How do we best support our son who seems to have given up?
He can't sleep and has barely got back to eating. This has been going on for 3 months now. How can we help? He is tired of us telling him why to look for work. He currently works part time at night which just gets him by.
Art Matthews Says...
I can understand your concern for your son as the symptoms you've described could indicate that he is experiencing a serious disorder such as clinical depression, addiction/dependence or, at the very least, disordered adjustment to this traumatic event.

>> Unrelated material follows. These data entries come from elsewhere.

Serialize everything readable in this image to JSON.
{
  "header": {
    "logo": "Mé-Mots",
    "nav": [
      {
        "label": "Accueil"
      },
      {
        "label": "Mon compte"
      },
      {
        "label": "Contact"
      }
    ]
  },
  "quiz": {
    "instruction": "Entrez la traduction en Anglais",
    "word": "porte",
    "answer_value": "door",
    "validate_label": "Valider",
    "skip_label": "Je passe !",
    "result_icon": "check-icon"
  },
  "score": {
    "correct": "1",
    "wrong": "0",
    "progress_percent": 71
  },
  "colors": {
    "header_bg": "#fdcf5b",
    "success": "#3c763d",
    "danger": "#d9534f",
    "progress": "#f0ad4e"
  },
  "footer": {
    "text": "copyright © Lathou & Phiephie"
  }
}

Not that I don't believe what you've reported to be the truth, but in many situations where an adult child finds himself in this position, the chronology is a little different from what the parents have been led to believe. Often the reason for the marital strife that preceded the separation and/or affair has to do with behaviors that the spouse found intolerable. Often this will include what you have described: substance abuse, withdrawal, lack of motivation and escapism. When this is the case, the adult child is in denial about what their behavior has created and use the separation or affair as an excuse to keep doing what they were doing.
In any event in order to change, your son has to face the facts of his life at this moment: he's engaging in behavior that is not healthy and will not lead to regaining his function. His need to change is not for her but for himself. The problem is, you can't make him accept this or move to action. All you can do is provide emotional support, challenge him to see reality, and allow consequences to happen (or set them in motion) so that he has no other option but to act.

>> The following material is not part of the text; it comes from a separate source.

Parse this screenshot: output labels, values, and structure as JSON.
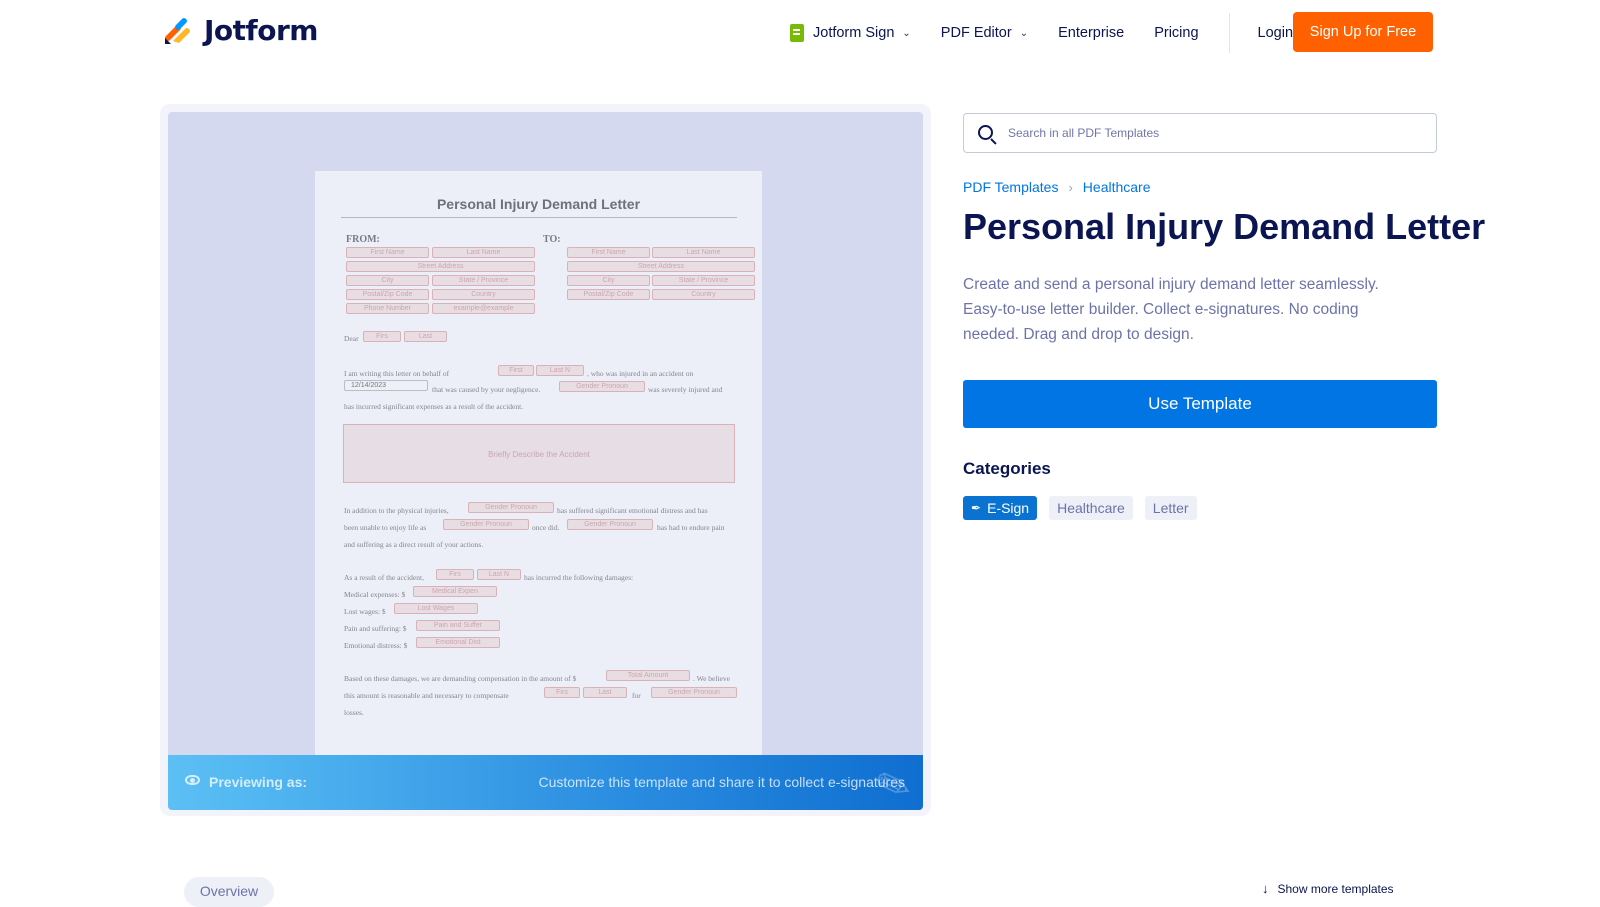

How you can best help is to get him to see a physician and mental health professional to get assessment and treatment. What that treatment is will depend on the results of those assessments and requires honest and complete information from your son -- and likely the two of you, as well. The substance use HAS to be a focus of that assessment. It should not be downplayed or left out because of the belief that depression might have come first or that this is somehow a "normal" response to these events. The inappropriate coping mechanisms he's has utilized following these events -- or that were already occurring before these events happened -- are as much a part of the problem as the depression. Make sure you trust the professionals have heard the whole truth and that you trust their competency to treat him.
What will not be helpful is to enable him with money, a place to stay, food, cigarettes, liquor, etc. while he tries to "find himself" or work this out on his own. Make any assistance you provide contingent on him seeking qualified help and following through by specified timelines. Maintain a tough love stance and keep boundaries and expectations in place. He may be very unhappy with you, but you can have an unhappy son who does what you demand of him or you can have the same son you see before you now.
The priorities I see for your son are:
1. Get alcohol (and any other non-prescribed psychoactive substances) out of the way -- Rule of thumb: any behavior that doesn't help, is hurting! Remove it from his repertoire of ineffective coping. It's likely an escape or diversion rather than a support.
2. Treat the sleep disturbance and depression through talk therapy and/or medication. Talk therapy coupled with medication is often the fastest recovery and the person can always discontinue in the future (but commit to at least 6 months to a year).
3. Explore career and vocational options with a professional career counselor or job coach. It may be time to get some additional training to become more valuable in the job market or perhaps it's time to take a complete different direction entirely.
4. Work on communication/interpersonal skills.
Look for mental health professionals who have worked with "dual-diagnosis" clients (that means substance abuse/dependence and another mental health problem) and see if you can locate an expert in the field of Motivational Interviewing, a form of therapy that is designed to work with clients who appear resistant to change. The Substance Abuse and Mental Health Services Administration site defines MI as: "a collaborative, person--centered form of guiding to elicit and strengthen motivation for change. It is an empathic, supportive counseling style that supports the conditions for change. Practitioners are careful to avoid arguments and confrontation, which tend to increase a person's defensiveness and resistance." http://www.samhsa.gov/co-occurring/topics/training/motivational.aspx Practitioners trained in MI have worked extensively with all sorts of clients who are immobilized by what they have, whether they engage in substance abuse or not.
The two of you should consider therapy for yourselves or engage in family therapy with him to make sure you know how to best follow through and avoid enabling. You could look for Al-Anon groups and groups for parents of adults who abuse drugs or alcohol.
The tone of my response may not sound as warm and fuzzy as you might have expected, but that's because I want to stress the seriousness of what he's doing to himself and the need for you to not make things worse by trying to make it better. If he trusts you, will listen to you, will act if you direct him to; use that in your arsenal. This is a fight and he needs you on his side, but the enemy is within him. Sometimes it will feel like you are betraying him, when you are setting limits and boundaries in an effort to get him to make better choices.
For some ideas on how to approach him or script a conversation, read this information from the experts at Hazelden: http://www.hazelden.org/web/public/cholderadultadultchild.page
Best of luck to you all.
Page last updated Jan 09, 2014